AIM OF THE TASK: Count the lines of the records below that hold the word "应用最广泛的jQuery二级下拉菜单代码", and give only the number.

--- --- ---

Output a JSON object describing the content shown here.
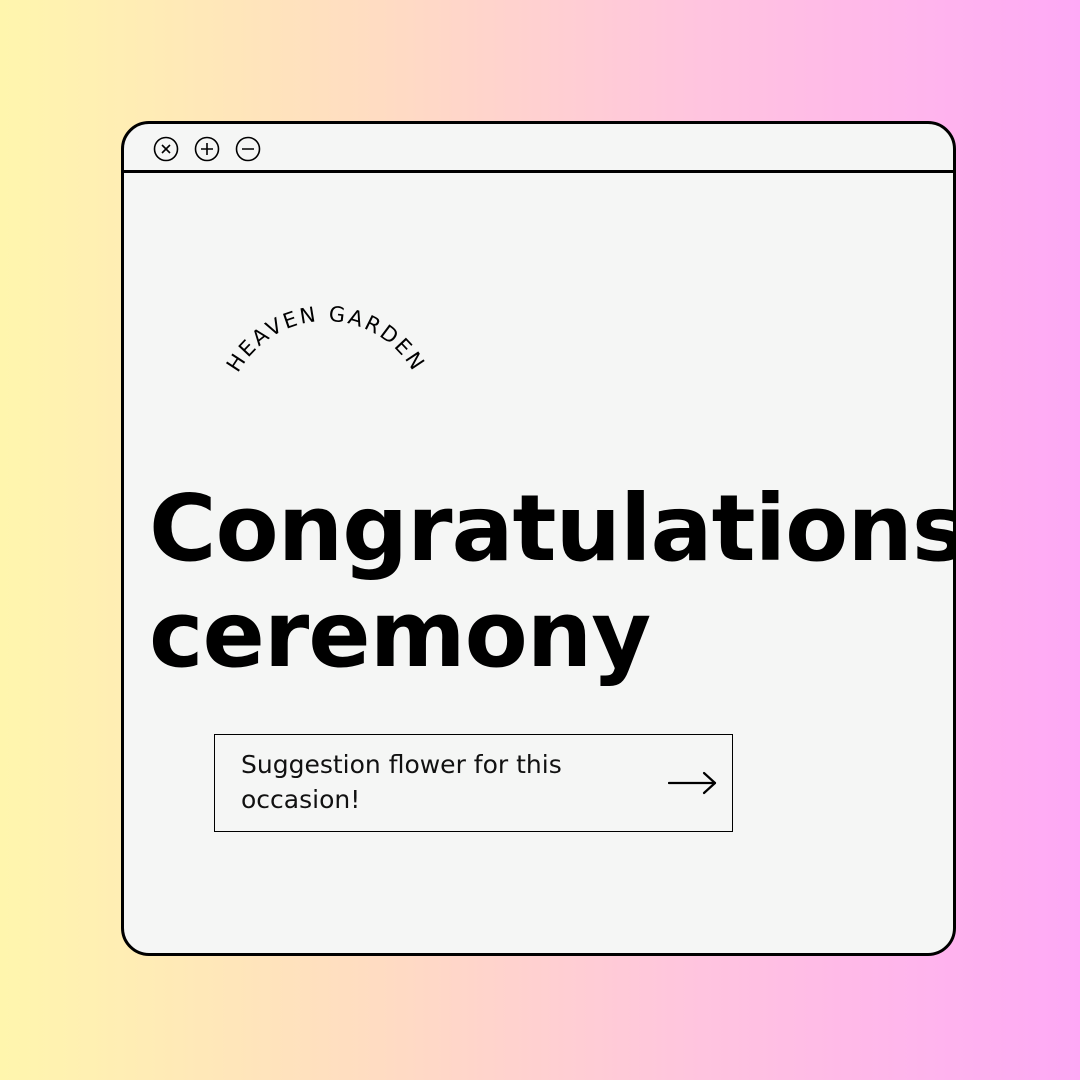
{
  "window": {
    "controls": {
      "close_icon": "close-icon",
      "maximize_icon": "plus-icon",
      "minimize_icon": "minus-icon"
    }
  },
  "brand": {
    "name": "HEAVEN GARDEN"
  },
  "headline": {
    "line1": "Congratulations",
    "line2": "ceremony"
  },
  "cta": {
    "label": "Suggestion flower for this occasion!",
    "icon": "arrow-right-icon"
  },
  "colors": {
    "gradient_start": "#fff6ad",
    "gradient_end": "#ffa9f6",
    "window_bg": "#f5f6f5",
    "ink": "#000000"
  }
}
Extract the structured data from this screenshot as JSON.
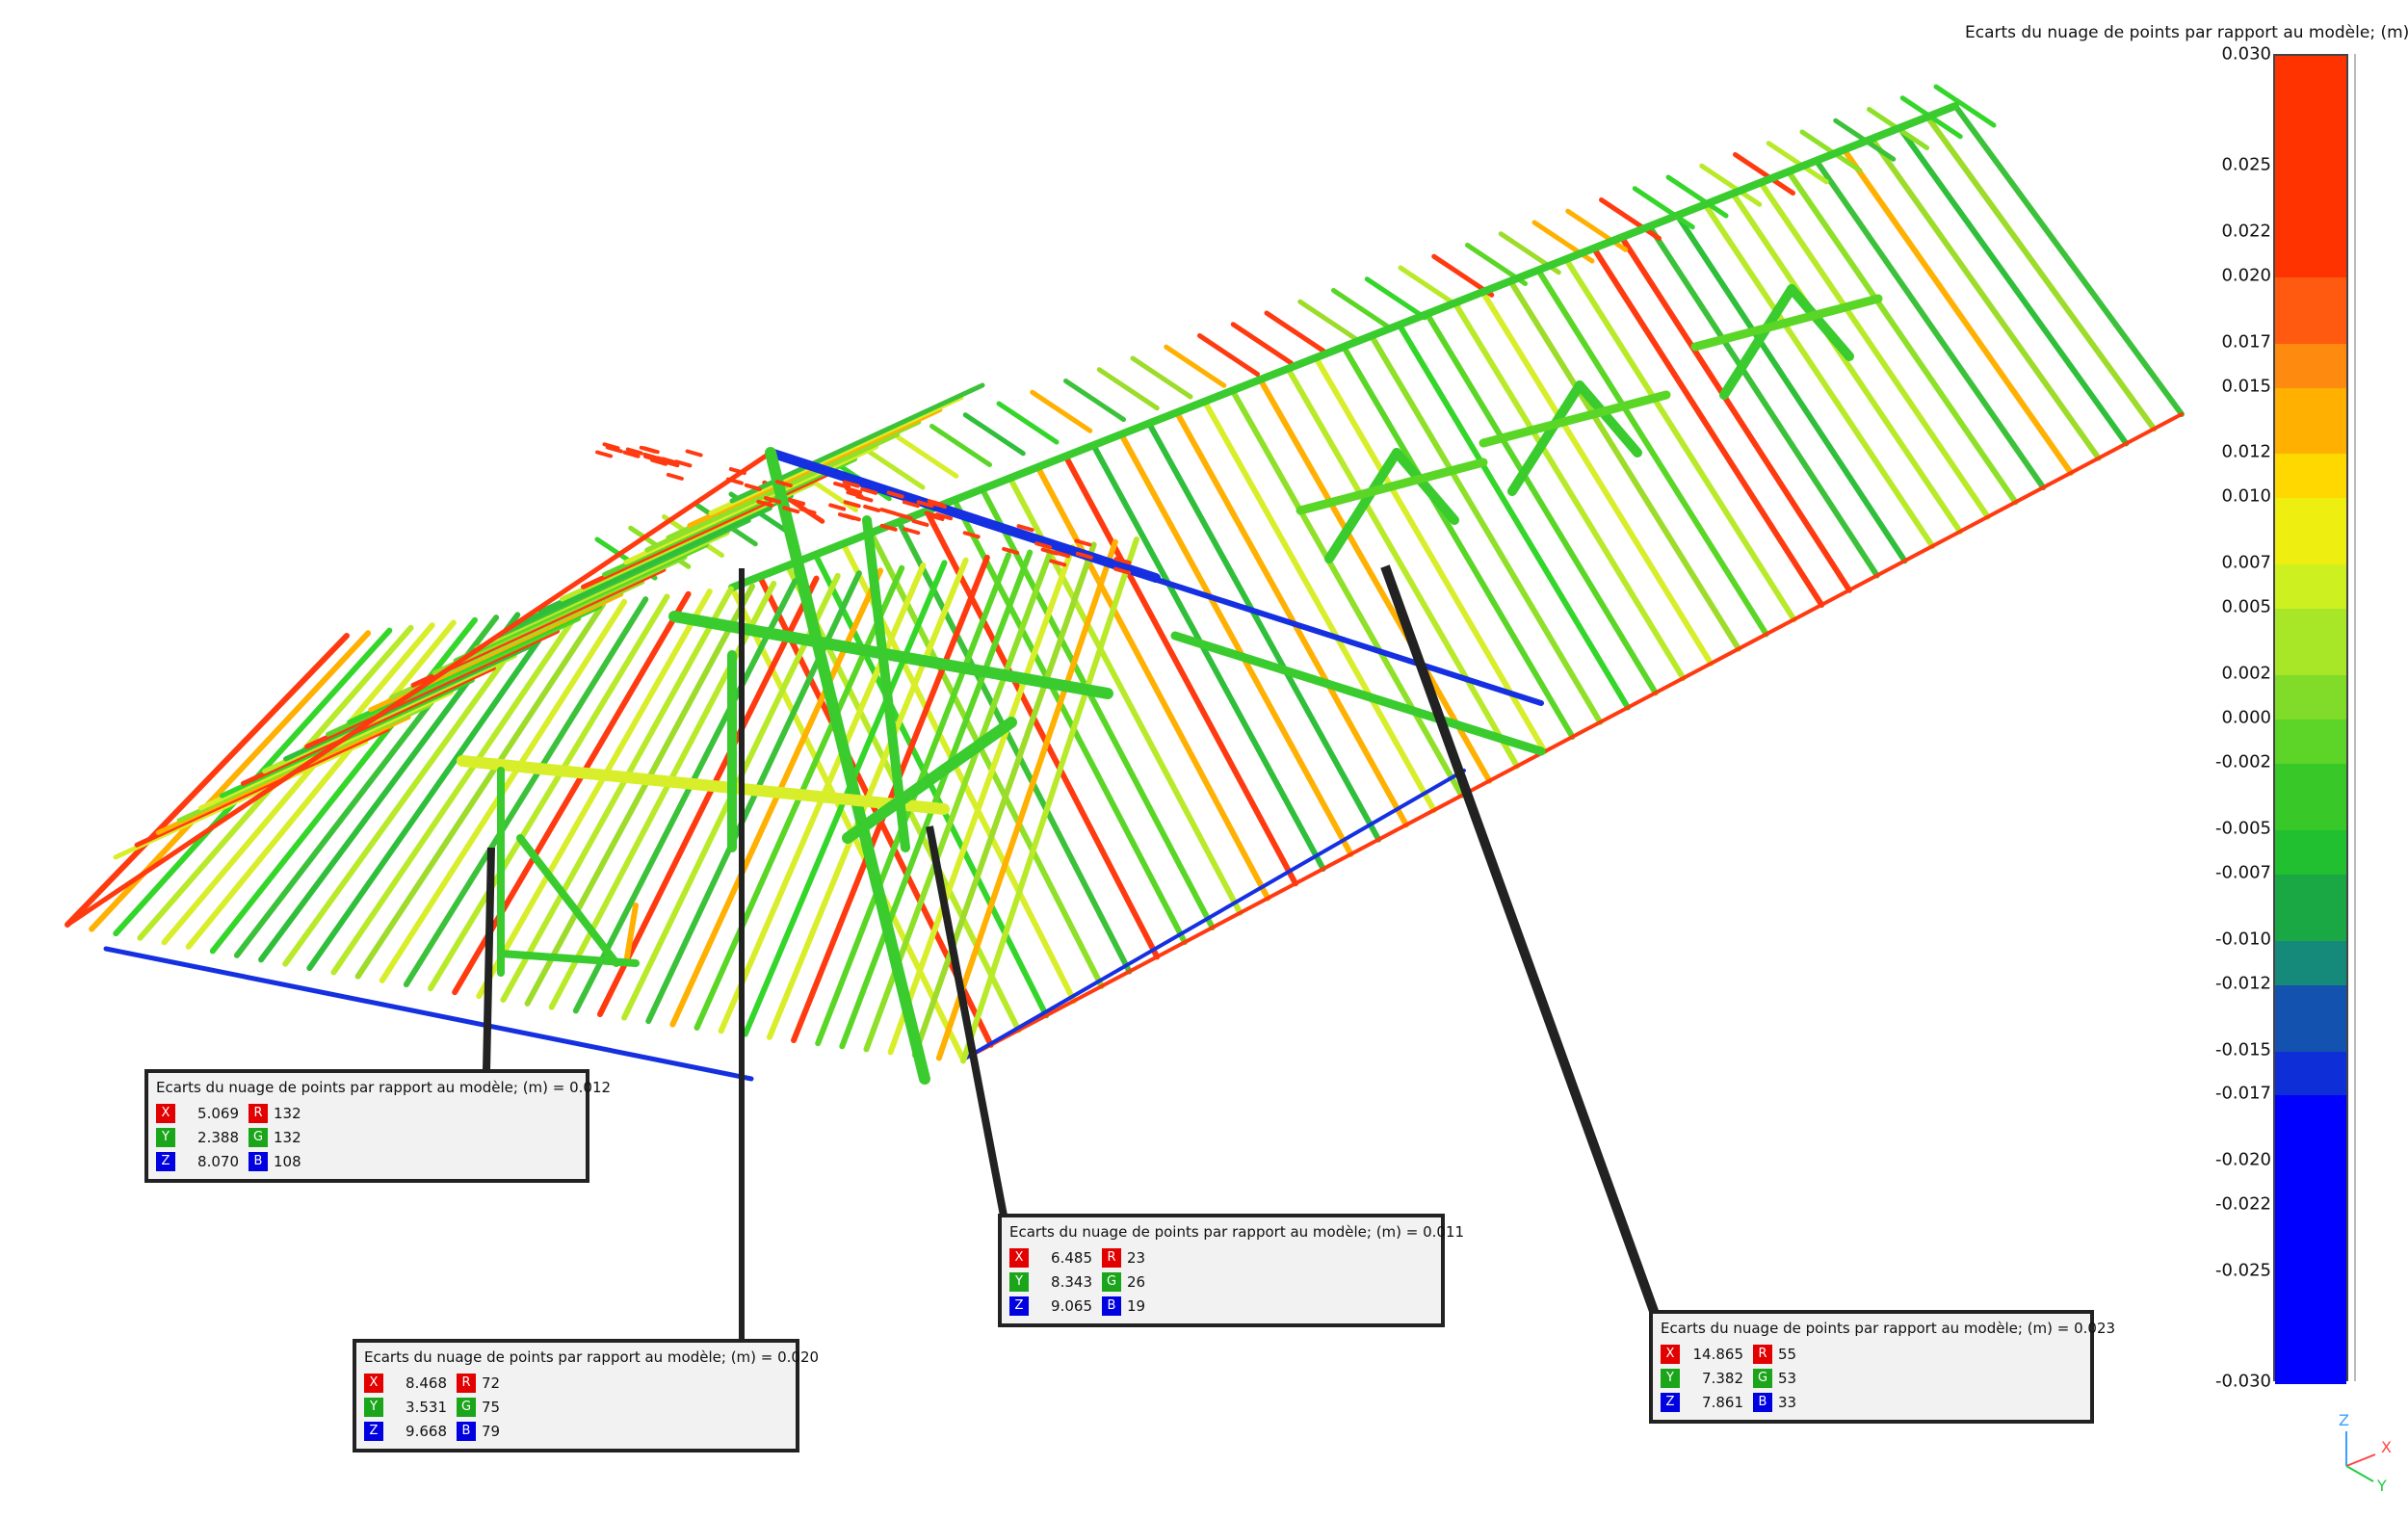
{
  "scale": {
    "title": "Ecarts du nuage de points par rapport au modèle; (m)",
    "ticks": [
      "0.030",
      "0.025",
      "0.022",
      "0.020",
      "0.017",
      "0.015",
      "0.012",
      "0.010",
      "0.007",
      "0.005",
      "0.002",
      "0.000",
      "-0.002",
      "-0.005",
      "-0.007",
      "-0.010",
      "-0.012",
      "-0.015",
      "-0.017",
      "-0.020",
      "-0.022",
      "-0.025",
      "-0.030"
    ],
    "colors": [
      "#ff3300",
      "#ff3300",
      "#ff3300",
      "#ff3300",
      "#ff5a10",
      "#ff8a10",
      "#ffb000",
      "#ffd800",
      "#eeee10",
      "#ccf020",
      "#a8e628",
      "#80dc28",
      "#5cd428",
      "#38c828",
      "#20c030",
      "#1aa844",
      "#168a7a",
      "#1452b0",
      "#0e2ed8",
      "#0000ff",
      "#0000ff",
      "#0000ff",
      "#0000ff"
    ]
  },
  "annotations": [
    {
      "title": "Ecarts du nuage de points par rapport au modèle; (m) = 0.012",
      "x": "5.069",
      "y": "2.388",
      "z": "8.070",
      "r": "132",
      "g": "132",
      "b": "108"
    },
    {
      "title": "Ecarts du nuage de points par rapport au modèle; (m) = 0.020",
      "x": "8.468",
      "y": "3.531",
      "z": "9.668",
      "r": "72",
      "g": "75",
      "b": "79"
    },
    {
      "title": "Ecarts du nuage de points par rapport au modèle; (m) = 0.011",
      "x": "6.485",
      "y": "8.343",
      "z": "9.065",
      "r": "23",
      "g": "26",
      "b": "19"
    },
    {
      "title": "Ecarts du nuage de points par rapport au modèle; (m) = 0.023",
      "x": "14.865",
      "y": "7.382",
      "z": "7.861",
      "r": "55",
      "g": "53",
      "b": "33"
    }
  ],
  "labels": {
    "x": "X",
    "y": "Y",
    "z": "Z",
    "r": "R",
    "g": "G",
    "b": "B"
  },
  "axis_triad": {
    "x": "X",
    "y": "Y",
    "z": "Z"
  }
}
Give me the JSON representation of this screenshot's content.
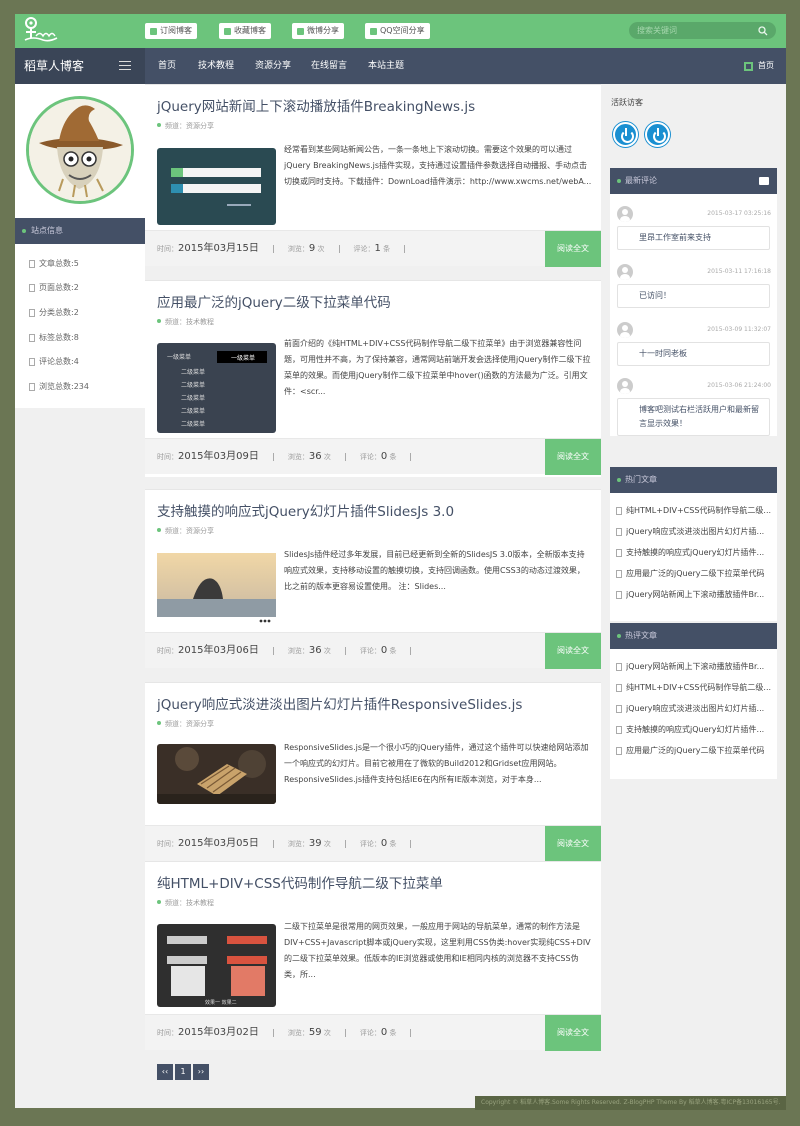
{
  "top_buttons": [
    "订阅博客",
    "收藏博客",
    "微博分享",
    "QQ空间分享"
  ],
  "search": {
    "placeholder": "搜索关键词"
  },
  "nav": {
    "brand": "稻草人博客",
    "items": [
      "首页",
      "技术教程",
      "资源分享",
      "在线留言",
      "本站主题"
    ],
    "right_home": "首页"
  },
  "sidebar_left": {
    "heading": "站点信息",
    "stats": [
      "文章总数:5",
      "页面总数:2",
      "分类总数:2",
      "标签总数:8",
      "评论总数:4",
      "浏览总数:234"
    ]
  },
  "posts": [
    {
      "title": "jQuery网站新闻上下滚动播放插件BreakingNews.js",
      "category": "频道：资源分享",
      "excerpt": "经常看到某些网站新闻公告，一条一条地上下滚动切换。需要这个效果的可以通过jQuery BreakingNews.js插件实现，支持通过设置插件参数选择自动播报、手动点击切换或同时支持。下载插件：DownLoad插件演示：http://www.xwcms.net/webA...",
      "time_label": "时间：",
      "date": "2015年03月15日",
      "views_label": "浏览：",
      "views": "9",
      "views_unit": "次",
      "comments_label": "评论：",
      "comments": "1",
      "comments_unit": "条",
      "more": "阅读全文"
    },
    {
      "title": "应用最广泛的jQuery二级下拉菜单代码",
      "category": "频道：技术教程",
      "excerpt": "前面介绍的《纯HTML+DIV+CSS代码制作导航二级下拉菜单》由于浏览器兼容性问题，可用性并不高，为了保持兼容，通常网站前端开发会选择使用jQuery制作二级下拉菜单的效果。而使用jQuery制作二级下拉菜单中hover()函数的方法最为广泛。引用文件：<scr...",
      "time_label": "时间：",
      "date": "2015年03月09日",
      "views_label": "浏览：",
      "views": "36",
      "views_unit": "次",
      "comments_label": "评论：",
      "comments": "0",
      "comments_unit": "条",
      "more": "阅读全文"
    },
    {
      "title": "支持触摸的响应式jQuery幻灯片插件SlidesJs 3.0",
      "category": "频道：资源分享",
      "excerpt": "SlidesJs插件经过多年发展，目前已经更新到全新的SlidesJS 3.0版本，全新版本支持响应式效果，支持移动设置的触摸切换，支持回调函数。使用CSS3的动态过渡效果，比之前的版本更容易设置使用。 注：Slides...",
      "time_label": "时间：",
      "date": "2015年03月06日",
      "views_label": "浏览：",
      "views": "36",
      "views_unit": "次",
      "comments_label": "评论：",
      "comments": "0",
      "comments_unit": "条",
      "more": "阅读全文"
    },
    {
      "title": "jQuery响应式淡进淡出图片幻灯片插件ResponsiveSlides.js",
      "category": "频道：资源分享",
      "excerpt": "ResponsiveSlides.js是一个很小巧的jQuery插件，通过这个插件可以快速给网站添加一个响应式的幻灯片。目前它被用在了微软的Build2012和Gridset应用网站。ResponsiveSlides.js插件支持包括IE6在内所有IE版本浏览，对于本身...",
      "time_label": "时间：",
      "date": "2015年03月05日",
      "views_label": "浏览：",
      "views": "39",
      "views_unit": "次",
      "comments_label": "评论：",
      "comments": "0",
      "comments_unit": "条",
      "more": "阅读全文"
    },
    {
      "title": "纯HTML+DIV+CSS代码制作导航二级下拉菜单",
      "category": "频道：技术教程",
      "excerpt": "二级下拉菜单是很常用的网页效果，一般应用于网站的导航菜单，通常的制作方法是DIV+CSS+Javascript脚本或jQuery实现，这里利用CSS伪类:hover实现纯CSS+DIV的二级下拉菜单效果。低版本的IE浏览器或使用和IE相同内核的浏览器不支持CSS伪类，所...",
      "time_label": "时间：",
      "date": "2015年03月02日",
      "views_label": "浏览：",
      "views": "59",
      "views_unit": "次",
      "comments_label": "评论：",
      "comments": "0",
      "comments_unit": "条",
      "more": "阅读全文"
    }
  ],
  "thumb_text": {
    "menu_items": [
      "一级菜单",
      "二级菜单",
      "二级菜单",
      "二级菜单",
      "二级菜单",
      "二级菜单"
    ],
    "menu_active": "一级菜单",
    "css_menu_caption": "效果一 效果二"
  },
  "pager": [
    "‹‹",
    "1",
    "››"
  ],
  "sidebar_right": {
    "visitors_title": "活跃访客",
    "latest_comments_title": "最新评论",
    "comments": [
      {
        "time": "2015-03-17 03:25:16",
        "text": "里昂工作室前来支持"
      },
      {
        "time": "2015-03-11 17:16:18",
        "text": "已访问！"
      },
      {
        "time": "2015-03-09 11:32:07",
        "text": "十一时同老板"
      },
      {
        "time": "2015-03-06 21:24:00",
        "text": "博客吧测试右栏活跃用户和最新留言显示效果！"
      }
    ],
    "hot_title": "热门文章",
    "hot": [
      "纯HTML+DIV+CSS代码制作导航二级...",
      "jQuery响应式淡进淡出图片幻灯片插...",
      "支持触摸的响应式jQuery幻灯片插件...",
      "应用最广泛的jQuery二级下拉菜单代码",
      "jQuery网站新闻上下滚动播放插件Br..."
    ],
    "heat_title": "热评文章",
    "heat": [
      "jQuery网站新闻上下滚动播放插件Br...",
      "纯HTML+DIV+CSS代码制作导航二级...",
      "jQuery响应式淡进淡出图片幻灯片插...",
      "支持触摸的响应式jQuery幻灯片插件...",
      "应用最广泛的jQuery二级下拉菜单代码"
    ]
  },
  "footer": "Copyright © 稻草人博客.Some Rights Reserved. Z-BlogPHP Theme By 稻草人博客.粤ICP备13016165号.",
  "colors": {
    "green": "#6cc47c",
    "navy": "#445066",
    "outer": "#6b7654"
  }
}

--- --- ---

PROBLEM SOLUTION: 3